We conducted stopwatch tests to calculate the average amount of time the lights were in view at an average speed of 55 mph and found this to be 90.2 seconds. These tests were performed on the evening of September 17th between the hours of 9-10 pm. The next morning we arrived at the crest of the large hill, (already traveling at 55 mph), and drove for 90 seconds. We were relatively sure of the exact point on US 45 where the mysterious lights vanished from view. It was nearly three-quarters of the way down the large hill. You could no longer see the observation point from this area!
The last evening was the final test or coup de grace, as I like to call it. We set up a video camera and pointed it in the direction of the lights, with generous help from Mr. Locke and Mr. Kerscher! My brother, Wayne, (a research director for the GRS), then drove my car to the top of the large hill with the four-way flashers going; which we quite easily picked up through binoculars. His instructions were to start back down at precisely 8:30 pm and to blink the bright lights every 5 seconds. The results were conclusive! We captured the oncoming car on video tape with the lights blinking every 5 seconds on cue. The view through binoculars was even more convincing because you could nearly see the outline of the car! This was proof enough for me!
This is the only ghost light to date that has been debunked by myself and my assistants; others are and have been more difficult, if not impossible, to disprove. The standard "headlight theory" seems to fit this light but none of the others that we have investigated. There are some readers that will read this article and still shake their heads, not wanting to believe, but the proof is in the pudding and all you have to do is to duplicate these very simple experiments yourselves if you are ever in the area and see for yourself. The mystique of this light is over but many others still lie waiting for future experimenters to puzzle over!
From crest of large hill to: Dingman' Rock is 6.1 miles and to Robbins Pond Road is 8.3 miles.
Average amount of time that lights were in view was 90.2 seconds.
Distance lights traveled in 90.2 seconds at an average speed of 55 mph is 7,275.32 feet or 1.377941666 miles.
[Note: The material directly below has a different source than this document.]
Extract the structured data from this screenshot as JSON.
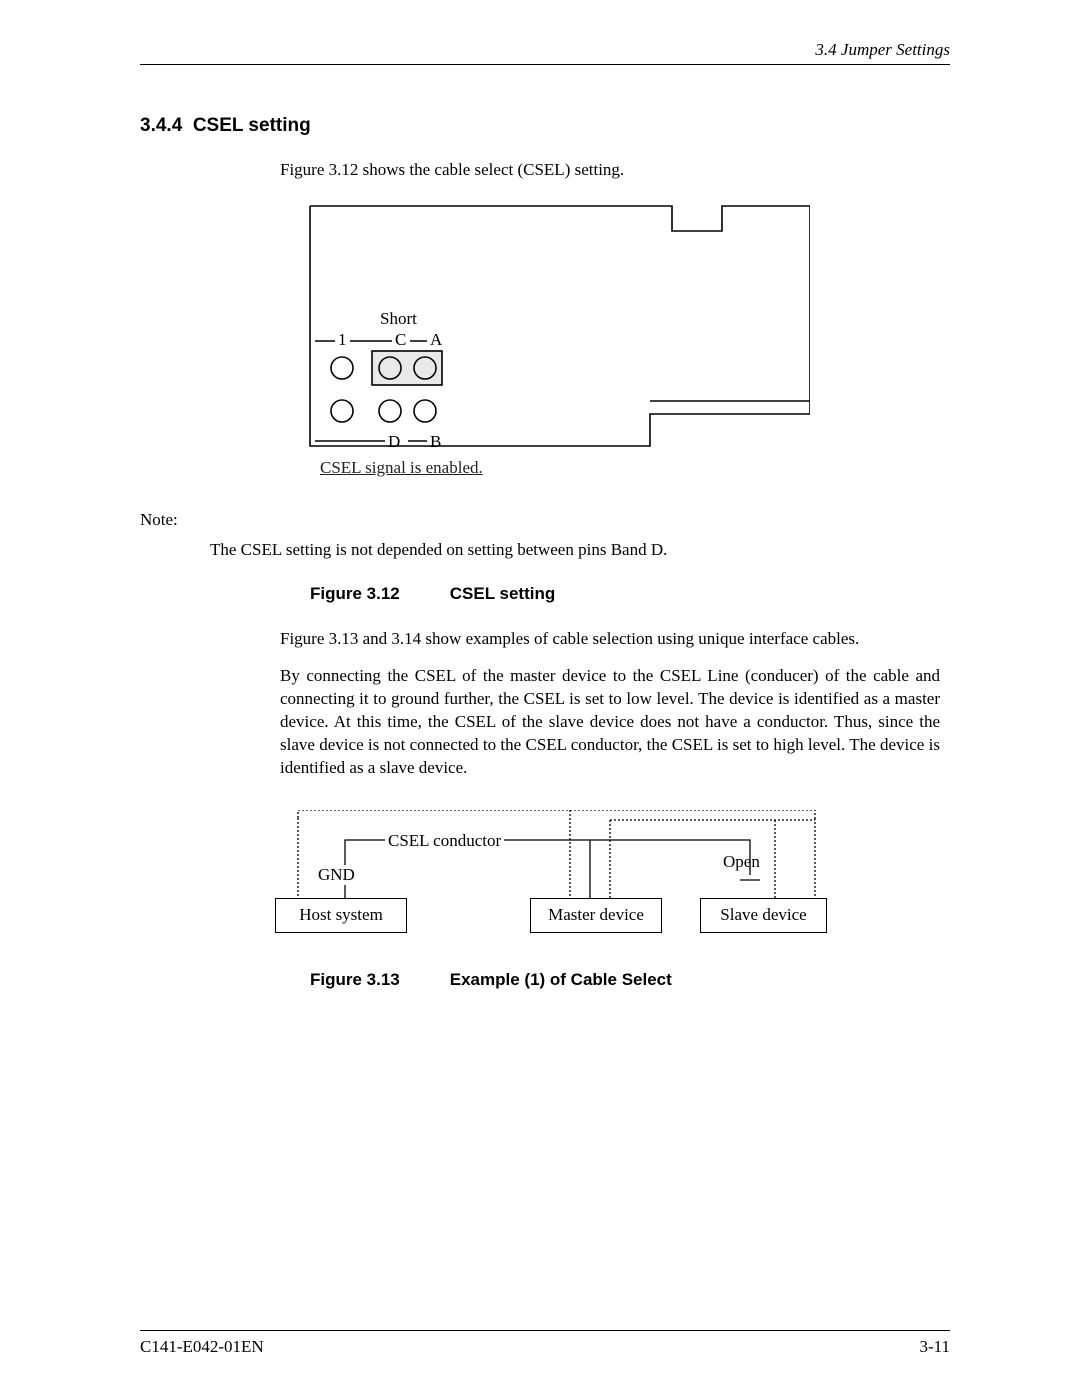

A car traveling at 55 mph travels approximately 80.66 feet per second.
We can therefore conclude that the lights disappear approximately 4.73 miles from Dingman's Rock and 6.93 miles from Robbins Pond Road. This would be the closet approach that an observer could get to the lights. This would effectively put the disappearance of the lights very close to the town of Paulding which lies in a slope between two large hills.
Dale Kaczmarek, President, Ghost Research Society, PO Box 205, Oaklawn, Il. 60454-0205, (312)425-5163.
Wayne Kaczmarek, Research Director, GRS.
Richard Locke, Member, GRS, Evanston, Illinois.
Richard Kerscher, Member, GRS, Glenview, Illinois.
Stephanie Willis, Trained Observer, GRS.